The subject of hip dysplasia should be discussed. Whether or not there is a guarantee, and what type of guarantee it is, depend upon the individual circumstances of the sale. Please refer to our club guidelines for more detailed information on this subject.


Explanation of Terms

Leptospirosis: A disease that's caused by bacteria (a spirochete of the genus Leptospira). And that bacteria is primarily transmitted by mice and rats, but your pets can also give it to you. One way that your dog can get this disease is by eating food that's been urinated on by them varmints! So, don't leave your pets food out where that can happen. The symptoms of this sickness are: vomiting, diarrhea, excessive drinking, jaundice, coughing and shortness of breath. The central nervous system may also be affected.  (Back to top)

Distemper: A infectious viral disease which is an extremely contagious. It can attack dogs of all ages but it's most common in puppies. Dogs that have it will have 2 stages of high fevers (4 to 7 days apart). The dog will also be apathetic, have little appetite, diarrhea and will also have a severe case of conjunctivitis.  (Back to top)

Hepatitis: This is another viral infection, but it affects the liver. In it's milder form the symptoms are very similar to those associated with distemper. Typically though the dog will have spontaneous bleeding from the eyes & mouth. Because the liver swells up the abdomen often grows big & taut and will be painful when touched.  (Back to top)

Parvovirus: A contagious virus infection that appeared suddenly in the 1980's though dogs of all ages can get it, usually, puppies (from 6 weeks to 6 months) get it. This malady is accompanied by constant vomiting and foamy foul smelling diarrhea. Also the dog can tremble and have intestinal rumbling. There are other symptoms as well. The dog that has this is essentially suffering from enteritis, in which the mucous lining of the small intestine is damaged.  (Back to top)
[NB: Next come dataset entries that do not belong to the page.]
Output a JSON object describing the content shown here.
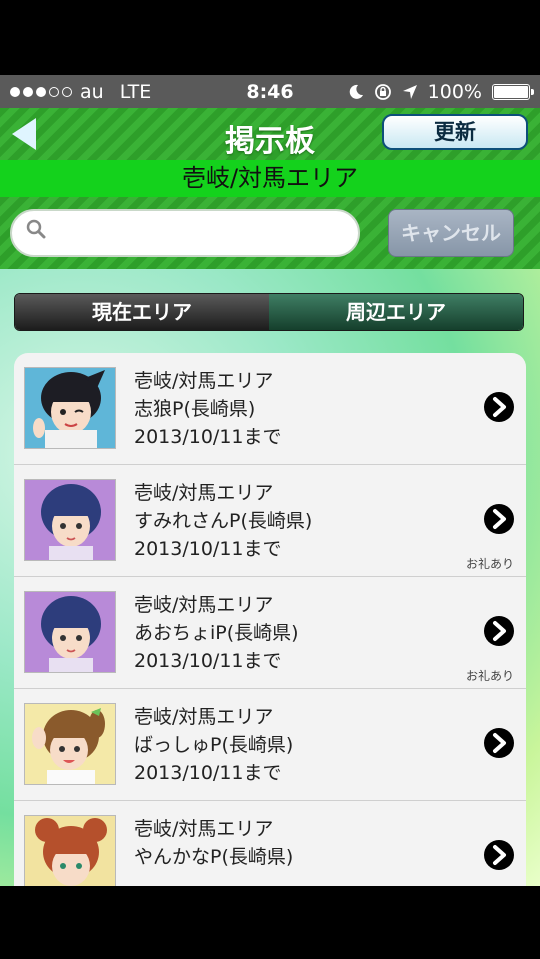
{
  "status": {
    "carrier": "au",
    "network": "LTE",
    "time": "8:46",
    "battery": "100%",
    "signal_bars_filled": 3,
    "signal_bars_total": 5,
    "battery_level": 1.0
  },
  "nav": {
    "title": "掲示板",
    "refresh_label": "更新",
    "back_icon": "back-arrow-icon"
  },
  "area_title": "壱岐/対馬エリア",
  "search": {
    "value": "",
    "placeholder": "",
    "cancel_label": "キャンセル"
  },
  "tabs": [
    {
      "label": "現在エリア",
      "active": true
    },
    {
      "label": "周辺エリア",
      "active": false
    }
  ],
  "colors": {
    "nav_green": "#34a830",
    "area_green": "#14d21c",
    "tab_active": "#2a2a2a",
    "tab_inactive": "#1f5a40"
  },
  "items": [
    {
      "area": "壱岐/対馬エリア",
      "name": "志狼P(長崎県)",
      "date": "2013/10/11まで",
      "badge": "",
      "avatar": "avatar-black-ponytail"
    },
    {
      "area": "壱岐/対馬エリア",
      "name": "すみれさんP(長崎県)",
      "date": "2013/10/11まで",
      "badge": "お礼あり",
      "avatar": "avatar-blue-short-hair"
    },
    {
      "area": "壱岐/対馬エリア",
      "name": "あおちょiP(長崎県)",
      "date": "2013/10/11まで",
      "badge": "お礼あり",
      "avatar": "avatar-blue-short-hair"
    },
    {
      "area": "壱岐/対馬エリア",
      "name": "ばっしゅP(長崎県)",
      "date": "2013/10/11まで",
      "badge": "",
      "avatar": "avatar-brown-twintail"
    },
    {
      "area": "壱岐/対馬エリア",
      "name": "やんかなP(長崎県)",
      "date": "",
      "badge": "",
      "avatar": "avatar-orange-buns"
    }
  ]
}
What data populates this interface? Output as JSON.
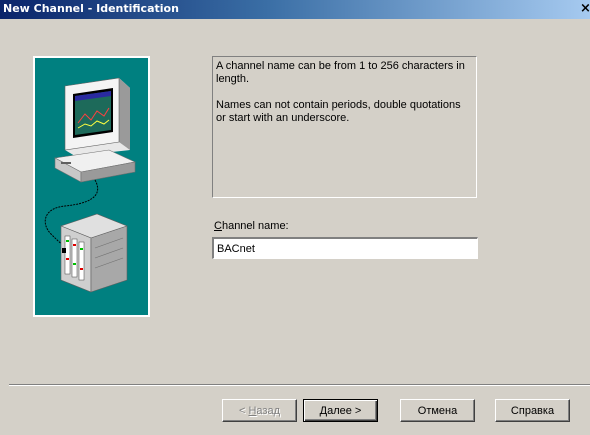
{
  "window": {
    "title": "New Channel - Identification",
    "close_glyph": "×"
  },
  "info": {
    "line1": "A channel name can be from 1 to 256 characters in length.",
    "line2": "Names can not contain periods, double quotations or start with an underscore."
  },
  "field": {
    "label_accel": "C",
    "label_rest": "hannel name:",
    "value": "BACnet"
  },
  "buttons": {
    "back_prefix": "< ",
    "back_accel": "Н",
    "back_rest": "азад",
    "next_accel": "Д",
    "next_rest": "алее >",
    "cancel": "Отмена",
    "help": "Справка"
  },
  "colors": {
    "dialog_bg": "#d4d0c8",
    "illustration_bg": "#008080",
    "title_start": "#0a246a",
    "title_end": "#a6caf0"
  },
  "icons": [
    "computer-icon",
    "plc-device-icon"
  ]
}
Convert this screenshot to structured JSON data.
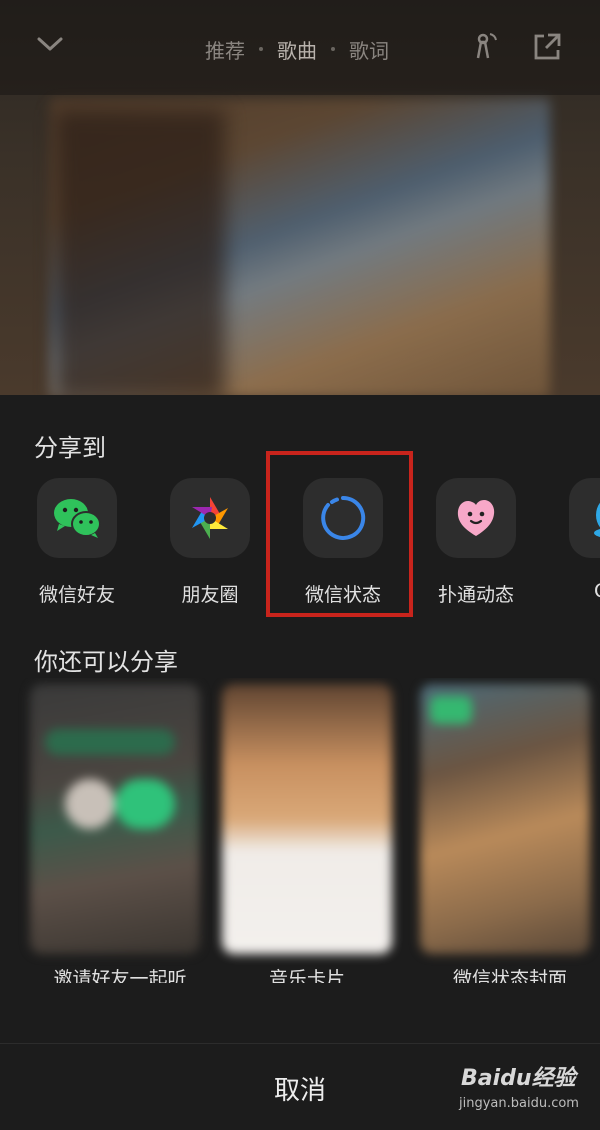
{
  "header": {
    "tabs": [
      {
        "label": "推荐"
      },
      {
        "label": "歌曲",
        "active": true
      },
      {
        "label": "歌词"
      }
    ],
    "icons": [
      "chevron-down-icon",
      "cast-icon",
      "share-icon"
    ]
  },
  "share": {
    "title": "分享到",
    "items": [
      {
        "label": "微信好友",
        "icon": "wechat-icon"
      },
      {
        "label": "朋友圈",
        "icon": "moments-icon"
      },
      {
        "label": "微信状态",
        "icon": "wechat-status-icon",
        "highlighted": true
      },
      {
        "label": "扑通动态",
        "icon": "putong-icon"
      },
      {
        "label": "QQ",
        "icon": "qq-icon"
      }
    ]
  },
  "more": {
    "title": "你还可以分享",
    "cards": [
      {
        "label": "邀请好友一起听"
      },
      {
        "label": "音乐卡片"
      },
      {
        "label": "微信状态封面"
      }
    ]
  },
  "cancel_label": "取消",
  "watermark": {
    "brand": "Baidu经验",
    "url": "jingyan.baidu.com"
  },
  "colors": {
    "highlight": "#c8241c",
    "wechat_green": "#2fc25b",
    "status_blue": "#3a86e8"
  }
}
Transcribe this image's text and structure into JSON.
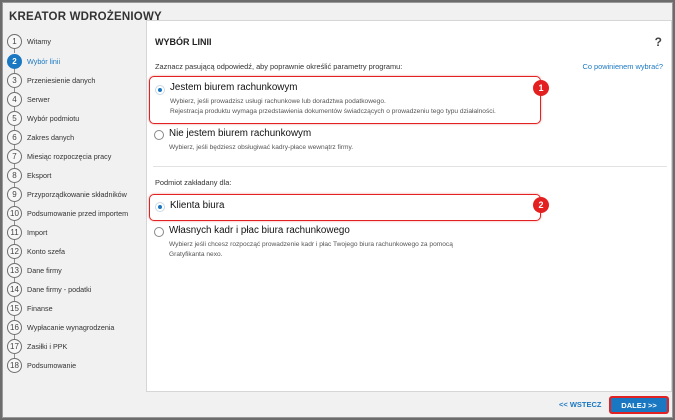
{
  "window": {
    "title": "KREATOR WDROŻENIOWY"
  },
  "steps": [
    {
      "num": "1",
      "label": "Witamy"
    },
    {
      "num": "2",
      "label": "Wybór linii",
      "active": true
    },
    {
      "num": "3",
      "label": "Przeniesienie danych"
    },
    {
      "num": "4",
      "label": "Serwer"
    },
    {
      "num": "5",
      "label": "Wybór podmiotu"
    },
    {
      "num": "6",
      "label": "Zakres danych"
    },
    {
      "num": "7",
      "label": "Miesiąc rozpoczęcia pracy"
    },
    {
      "num": "8",
      "label": "Eksport"
    },
    {
      "num": "9",
      "label": "Przyporządkowanie składników"
    },
    {
      "num": "10",
      "label": "Podsumowanie przed importem"
    },
    {
      "num": "11",
      "label": "Import"
    },
    {
      "num": "12",
      "label": "Konto szefa"
    },
    {
      "num": "13",
      "label": "Dane firmy"
    },
    {
      "num": "14",
      "label": "Dane firmy - podatki"
    },
    {
      "num": "15",
      "label": "Finanse"
    },
    {
      "num": "16",
      "label": "Wypłacanie wynagrodzenia"
    },
    {
      "num": "17",
      "label": "Zasiłki i PPK"
    },
    {
      "num": "18",
      "label": "Podsumowanie"
    }
  ],
  "main": {
    "title": "WYBÓR LINII",
    "help": "?",
    "intro": "Zaznacz pasującą odpowiedź, aby poprawnie określić parametry programu:",
    "why_link": "Co powinienem wybrać?",
    "group1": {
      "opt1": {
        "label": "Jestem biurem rachunkowym",
        "desc1": "Wybierz, jeśli prowadzisz usługi rachunkowe lub doradztwa podatkowego.",
        "desc2": "Rejestracja produktu wymaga przedstawienia dokumentów świadczących o prowadzeniu tego typu działalności.",
        "selected": true
      },
      "opt2": {
        "label": "Nie jestem biurem rachunkowym",
        "desc": "Wybierz, jeśli będziesz obsługiwać kadry-płace wewnątrz firmy.",
        "selected": false
      }
    },
    "group2": {
      "label": "Podmiot zakładany dla:",
      "opt1": {
        "label": "Klienta biura",
        "selected": true
      },
      "opt2": {
        "label": "Własnych kadr i płac biura rachunkowego",
        "desc1": "Wybierz jeśli chcesz rozpocząć prowadzenie kadr i płac Twojego biura rachunkowego za pomocą",
        "desc2": "Gratyfikanta nexo.",
        "selected": false
      }
    },
    "badges": [
      "1",
      "2"
    ]
  },
  "footer": {
    "back": "<< WSTECZ",
    "next": "DALEJ >>"
  },
  "colors": {
    "accent": "#1a78c2",
    "highlight": "#e22222"
  }
}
Canine Hip Dysplasia: Canine Hip Dysplasia is a hereditary bone deformity that affects (mostly) large heavy dogs. It can be exacerbated by diet and excessive activity. Please refer to our "Health" web page for a more thorough discourse on CHD.  (Back to top)